[ACTION ITEM] Pick out and copy every line below that has the word "Impresoras".

Content starts

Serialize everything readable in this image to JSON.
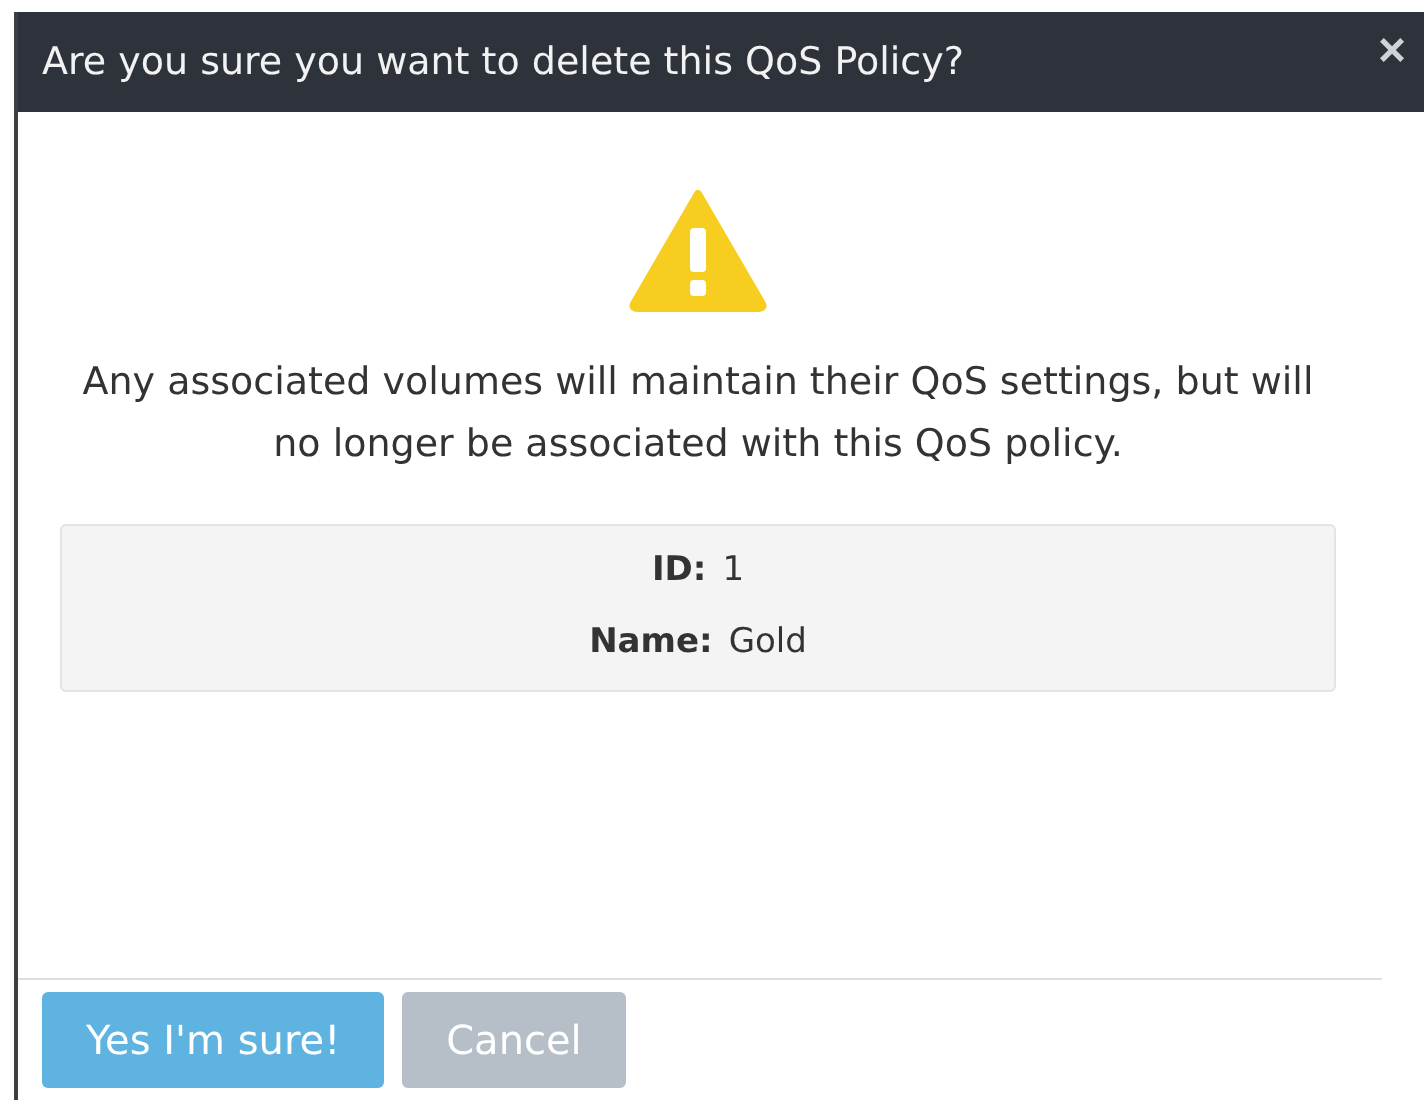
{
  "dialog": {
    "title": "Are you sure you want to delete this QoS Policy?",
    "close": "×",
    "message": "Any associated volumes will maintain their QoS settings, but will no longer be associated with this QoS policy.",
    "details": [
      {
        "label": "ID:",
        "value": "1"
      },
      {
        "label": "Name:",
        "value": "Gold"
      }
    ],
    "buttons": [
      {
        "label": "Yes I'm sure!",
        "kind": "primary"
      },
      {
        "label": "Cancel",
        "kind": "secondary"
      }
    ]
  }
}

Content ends
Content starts

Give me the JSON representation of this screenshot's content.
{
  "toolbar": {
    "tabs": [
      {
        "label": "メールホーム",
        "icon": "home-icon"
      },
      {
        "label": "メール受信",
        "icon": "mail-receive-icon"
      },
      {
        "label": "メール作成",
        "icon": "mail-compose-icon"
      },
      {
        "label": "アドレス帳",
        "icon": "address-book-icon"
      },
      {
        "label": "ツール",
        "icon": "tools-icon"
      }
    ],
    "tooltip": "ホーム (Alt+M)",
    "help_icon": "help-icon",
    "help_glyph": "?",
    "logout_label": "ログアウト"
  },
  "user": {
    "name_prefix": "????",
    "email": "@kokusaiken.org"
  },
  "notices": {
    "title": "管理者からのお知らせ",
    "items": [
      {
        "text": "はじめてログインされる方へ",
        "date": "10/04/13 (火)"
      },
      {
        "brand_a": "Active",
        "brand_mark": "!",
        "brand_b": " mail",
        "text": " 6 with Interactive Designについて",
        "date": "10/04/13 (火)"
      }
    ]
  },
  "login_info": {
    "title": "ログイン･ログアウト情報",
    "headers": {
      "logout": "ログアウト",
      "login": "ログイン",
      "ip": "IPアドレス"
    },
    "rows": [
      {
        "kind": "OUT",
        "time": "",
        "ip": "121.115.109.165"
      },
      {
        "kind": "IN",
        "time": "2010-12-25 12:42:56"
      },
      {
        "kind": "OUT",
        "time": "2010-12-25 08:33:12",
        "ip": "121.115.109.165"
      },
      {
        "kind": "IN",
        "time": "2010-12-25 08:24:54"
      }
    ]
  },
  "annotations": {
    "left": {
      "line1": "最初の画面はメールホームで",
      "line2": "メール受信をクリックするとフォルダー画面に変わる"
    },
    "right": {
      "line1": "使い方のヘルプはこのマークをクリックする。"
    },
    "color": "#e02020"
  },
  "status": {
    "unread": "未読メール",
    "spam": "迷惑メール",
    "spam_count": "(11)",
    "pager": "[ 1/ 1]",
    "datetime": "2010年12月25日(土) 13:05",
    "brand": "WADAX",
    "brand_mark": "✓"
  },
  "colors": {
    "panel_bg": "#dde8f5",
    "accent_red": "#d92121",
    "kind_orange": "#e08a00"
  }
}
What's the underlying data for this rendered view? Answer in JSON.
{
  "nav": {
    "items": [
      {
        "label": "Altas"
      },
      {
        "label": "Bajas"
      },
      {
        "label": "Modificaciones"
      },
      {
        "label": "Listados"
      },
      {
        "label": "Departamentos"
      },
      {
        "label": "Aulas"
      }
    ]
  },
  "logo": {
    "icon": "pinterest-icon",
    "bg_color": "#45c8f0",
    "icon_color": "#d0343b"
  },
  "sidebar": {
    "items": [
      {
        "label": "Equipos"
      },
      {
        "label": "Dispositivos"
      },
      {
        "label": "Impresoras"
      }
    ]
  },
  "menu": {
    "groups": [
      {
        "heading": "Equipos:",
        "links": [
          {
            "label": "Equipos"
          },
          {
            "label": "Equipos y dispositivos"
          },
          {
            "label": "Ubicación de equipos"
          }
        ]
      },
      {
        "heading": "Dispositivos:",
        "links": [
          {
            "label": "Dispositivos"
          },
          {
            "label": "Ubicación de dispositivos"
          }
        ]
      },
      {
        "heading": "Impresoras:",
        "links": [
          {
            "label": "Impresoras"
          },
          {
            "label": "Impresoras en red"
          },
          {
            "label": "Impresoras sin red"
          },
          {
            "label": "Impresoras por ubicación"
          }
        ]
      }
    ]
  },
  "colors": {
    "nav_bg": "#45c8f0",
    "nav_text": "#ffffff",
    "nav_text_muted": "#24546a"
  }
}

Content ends

[RESPONSE TO THE EXERCISE]
        "label": "Impresoras"
        "heading": "Impresoras:",
            "label": "Impresoras"
            "label": "Impresoras en red"
            "label": "Impresoras sin red"
            "label": "Impresoras por ubicación"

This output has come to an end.